The first of the recent outings was a specialised youth orientation session at the Inner West Council’s new Refugee Welcome Centre in Callan Park, delivered in partnership with Liverpool Migrant Resource Centre (LMRC), Community MRC, Auburn Diversity Services Inc., CORE Community Services, and the Inner West Council.
Young refugees learned about topics including education and employment, health, tenancy, managing finances, Australian law and culture, and accessing youth services, in a series of sessions that built on information from the general orientation that SSI provides as part of the Humanitarian Settlement Services program.
With all participants having lived in Australia for less than three months, the excursion provided an opportunity for young refugees to develop social connections and learn about support services that are available for new arrivals.
Many participants gathered again a few days later to participate in a popular event on the SSI youth calendar – the SSI Amazing Race adventure, hosted by Community MRC.

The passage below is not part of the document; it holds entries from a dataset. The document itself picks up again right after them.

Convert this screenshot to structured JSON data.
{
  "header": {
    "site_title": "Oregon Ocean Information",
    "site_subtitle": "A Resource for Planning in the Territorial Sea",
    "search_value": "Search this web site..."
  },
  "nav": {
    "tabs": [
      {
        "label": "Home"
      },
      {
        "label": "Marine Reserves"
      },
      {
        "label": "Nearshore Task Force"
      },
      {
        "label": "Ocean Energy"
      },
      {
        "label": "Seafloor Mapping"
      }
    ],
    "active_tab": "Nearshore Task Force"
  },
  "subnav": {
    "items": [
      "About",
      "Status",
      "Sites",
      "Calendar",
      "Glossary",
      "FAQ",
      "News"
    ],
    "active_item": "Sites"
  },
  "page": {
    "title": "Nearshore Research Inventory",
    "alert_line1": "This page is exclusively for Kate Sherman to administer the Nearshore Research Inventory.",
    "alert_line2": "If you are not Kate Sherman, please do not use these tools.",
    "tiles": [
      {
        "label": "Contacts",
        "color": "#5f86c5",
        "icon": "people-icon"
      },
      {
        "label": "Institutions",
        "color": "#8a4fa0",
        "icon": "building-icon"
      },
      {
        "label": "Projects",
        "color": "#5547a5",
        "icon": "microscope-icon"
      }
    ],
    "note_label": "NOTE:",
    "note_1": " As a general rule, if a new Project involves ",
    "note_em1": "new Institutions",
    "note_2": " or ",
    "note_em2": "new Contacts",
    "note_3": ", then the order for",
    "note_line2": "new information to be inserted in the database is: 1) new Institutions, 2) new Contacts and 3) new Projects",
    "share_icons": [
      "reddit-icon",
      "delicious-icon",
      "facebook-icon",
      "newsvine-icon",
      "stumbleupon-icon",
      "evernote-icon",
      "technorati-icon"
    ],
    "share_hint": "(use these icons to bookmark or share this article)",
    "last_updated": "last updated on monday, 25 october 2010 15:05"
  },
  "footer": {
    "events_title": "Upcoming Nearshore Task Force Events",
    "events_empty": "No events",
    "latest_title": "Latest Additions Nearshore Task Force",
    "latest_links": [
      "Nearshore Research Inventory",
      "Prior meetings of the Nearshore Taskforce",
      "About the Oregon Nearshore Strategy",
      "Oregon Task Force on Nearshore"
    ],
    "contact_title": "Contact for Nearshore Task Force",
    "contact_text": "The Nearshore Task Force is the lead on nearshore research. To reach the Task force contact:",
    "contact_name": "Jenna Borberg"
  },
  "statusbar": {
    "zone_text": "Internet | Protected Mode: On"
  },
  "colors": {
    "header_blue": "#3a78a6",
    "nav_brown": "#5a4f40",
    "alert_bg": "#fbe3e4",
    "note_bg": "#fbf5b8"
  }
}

More than 60 young refugees took to the streets of Sydney for the treasure hunt-style excursion, which saw them head to a number of locations to complete questions and activities designed to help participants adapt to their new homes.
The groups gained confidence in their ability to navigate a new public transport system, while also learning about the Australian culture, country and landmarks in a relaxed, social environment, SSI’s Manager Humanitarian Settlement Services Yamamah Agha said.
"Our goal is to give young people the best possible start to life in Australia, because we recognise the valuable contribution they can make to our country, both socially and economically, if they are supported to overcome barriers in the early stages of settlement," she said.
"Adjusting to life in a new country with a different culture and systems can be an overwhelming experience. From our involvement in the humanitarian sector, we understand the challenges facing young people and that providing tailored support helps them to become more independent and confident about accessing services in Sydney."
Both youth events were a co-operative effort between SSI and the Youth Collective – a youth initiative from the NSW Settlement Partnership that is supported by SSI.
SSI Youth Projects Coordinator, Dor Akech Achiek – who also coordinates the Youth Collective – commended the partners who took part in these innovative and collaborative initiatives, which helped to build confidence, resilience and leadership in young people.
"The good thing about Youth Collective is that it facilitates the cross-regional efforts of youth workers and greatly enhances collaboration in the activities of everyone involved with NSP, with a particular focus on youth," he said.